The girls stopped. My daughters looked up at me with dirty faces and I thought of how they always seemed to resemble a street urchin out of a Dickens novel. They were silent. The boy in the window hiccuped.
"Well?" I pressed.
"They told me I was a stupid boy. They told me I couldn't be in their clu...clu...club," he sniffed. "They said they were going to bury me there and no one would know."
I stood there, stunned. My little girls, with their quick grins, yellow fluffs of hair and sweet dresses skimming skinned knees were digging a shallow grave. It marked the first time I had grounded them.
I sit here and wonder how that day was three blinks of an eye away, and yet also a lifetime. My oldest is now preening in her bathroom, carefully sponging on strawberry lipgloss as she adjusts her beads around her neck. She was up early today; when I came downstairs she had already made her bed and offered to help her little brother with breakfast. She is carefully watching me, waiting to see if I will say yes. Waiting to see if she can go and ice skate tonight with a group of seventh graders, to include her crush. The boy who now likes her, and has asked her to go in this group.

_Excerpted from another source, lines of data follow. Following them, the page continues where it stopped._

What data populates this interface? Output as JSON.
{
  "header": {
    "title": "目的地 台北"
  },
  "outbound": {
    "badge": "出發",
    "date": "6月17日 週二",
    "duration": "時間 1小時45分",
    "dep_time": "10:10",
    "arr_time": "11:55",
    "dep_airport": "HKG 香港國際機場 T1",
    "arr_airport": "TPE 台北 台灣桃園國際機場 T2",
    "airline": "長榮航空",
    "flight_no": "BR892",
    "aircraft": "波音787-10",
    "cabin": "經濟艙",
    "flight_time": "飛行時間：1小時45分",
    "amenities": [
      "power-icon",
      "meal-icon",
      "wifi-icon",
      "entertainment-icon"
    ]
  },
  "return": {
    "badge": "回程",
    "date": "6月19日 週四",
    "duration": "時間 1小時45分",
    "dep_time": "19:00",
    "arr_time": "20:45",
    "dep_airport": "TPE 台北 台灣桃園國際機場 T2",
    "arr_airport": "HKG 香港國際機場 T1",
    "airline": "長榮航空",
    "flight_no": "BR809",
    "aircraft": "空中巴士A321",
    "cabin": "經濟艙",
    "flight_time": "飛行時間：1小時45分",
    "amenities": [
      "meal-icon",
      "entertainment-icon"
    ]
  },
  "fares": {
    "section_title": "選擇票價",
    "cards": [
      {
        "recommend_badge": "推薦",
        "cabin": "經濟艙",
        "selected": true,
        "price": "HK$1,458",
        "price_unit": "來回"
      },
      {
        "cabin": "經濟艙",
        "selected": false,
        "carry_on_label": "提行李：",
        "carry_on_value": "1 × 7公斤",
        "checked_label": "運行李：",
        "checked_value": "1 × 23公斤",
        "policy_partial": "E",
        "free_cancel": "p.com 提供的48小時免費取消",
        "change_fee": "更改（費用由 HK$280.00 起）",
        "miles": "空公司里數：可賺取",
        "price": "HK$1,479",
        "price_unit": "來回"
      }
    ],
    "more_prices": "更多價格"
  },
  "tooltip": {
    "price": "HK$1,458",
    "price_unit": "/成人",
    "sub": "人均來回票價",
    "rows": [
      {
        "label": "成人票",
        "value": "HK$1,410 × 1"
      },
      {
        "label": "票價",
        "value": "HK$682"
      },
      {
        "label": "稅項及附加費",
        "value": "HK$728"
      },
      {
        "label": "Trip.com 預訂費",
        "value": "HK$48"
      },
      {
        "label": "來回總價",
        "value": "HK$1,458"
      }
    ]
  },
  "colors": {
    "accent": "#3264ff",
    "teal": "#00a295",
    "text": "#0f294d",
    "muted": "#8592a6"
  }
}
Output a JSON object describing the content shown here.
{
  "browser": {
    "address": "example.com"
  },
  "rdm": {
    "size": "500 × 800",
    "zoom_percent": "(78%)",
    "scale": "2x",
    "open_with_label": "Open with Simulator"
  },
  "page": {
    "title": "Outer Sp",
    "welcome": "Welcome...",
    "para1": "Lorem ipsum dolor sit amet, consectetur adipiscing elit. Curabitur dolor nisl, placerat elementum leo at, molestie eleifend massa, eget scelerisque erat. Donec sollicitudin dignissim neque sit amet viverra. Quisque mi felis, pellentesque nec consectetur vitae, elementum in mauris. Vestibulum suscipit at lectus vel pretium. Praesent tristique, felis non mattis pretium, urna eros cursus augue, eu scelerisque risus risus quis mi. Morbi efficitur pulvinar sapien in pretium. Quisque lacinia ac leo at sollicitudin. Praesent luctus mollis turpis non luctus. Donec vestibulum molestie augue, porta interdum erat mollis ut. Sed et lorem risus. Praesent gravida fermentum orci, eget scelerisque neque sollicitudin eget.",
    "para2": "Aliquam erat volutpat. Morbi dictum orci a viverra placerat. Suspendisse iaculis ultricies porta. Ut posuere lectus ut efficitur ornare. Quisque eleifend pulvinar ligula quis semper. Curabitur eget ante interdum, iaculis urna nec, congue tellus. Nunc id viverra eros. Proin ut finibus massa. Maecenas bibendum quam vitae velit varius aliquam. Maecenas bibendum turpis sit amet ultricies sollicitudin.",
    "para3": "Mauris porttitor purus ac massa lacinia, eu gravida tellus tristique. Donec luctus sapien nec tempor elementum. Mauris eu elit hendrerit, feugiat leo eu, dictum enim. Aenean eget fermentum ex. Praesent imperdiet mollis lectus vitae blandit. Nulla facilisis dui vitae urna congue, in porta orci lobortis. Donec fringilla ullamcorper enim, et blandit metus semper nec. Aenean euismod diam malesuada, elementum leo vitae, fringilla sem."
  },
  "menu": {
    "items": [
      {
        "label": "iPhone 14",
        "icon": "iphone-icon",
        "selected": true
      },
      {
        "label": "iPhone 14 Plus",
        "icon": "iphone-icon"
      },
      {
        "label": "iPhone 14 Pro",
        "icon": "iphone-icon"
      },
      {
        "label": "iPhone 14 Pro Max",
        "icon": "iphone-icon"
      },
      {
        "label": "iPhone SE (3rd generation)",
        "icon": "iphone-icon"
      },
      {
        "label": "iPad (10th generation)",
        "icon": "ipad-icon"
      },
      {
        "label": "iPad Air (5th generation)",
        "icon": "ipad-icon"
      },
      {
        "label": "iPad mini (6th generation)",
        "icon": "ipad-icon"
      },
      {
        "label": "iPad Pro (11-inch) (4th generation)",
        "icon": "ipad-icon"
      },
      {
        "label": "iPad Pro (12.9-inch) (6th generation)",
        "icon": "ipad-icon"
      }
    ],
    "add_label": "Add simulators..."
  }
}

The old magnolia tree that stood sentry to my house in Georgia dropped thick leathery leaves onto my driveway for much of the year, and then one day I would notice that the entire tree had exploded into a crown of white blossoms. Spring was glorious in the south. I need to remember that.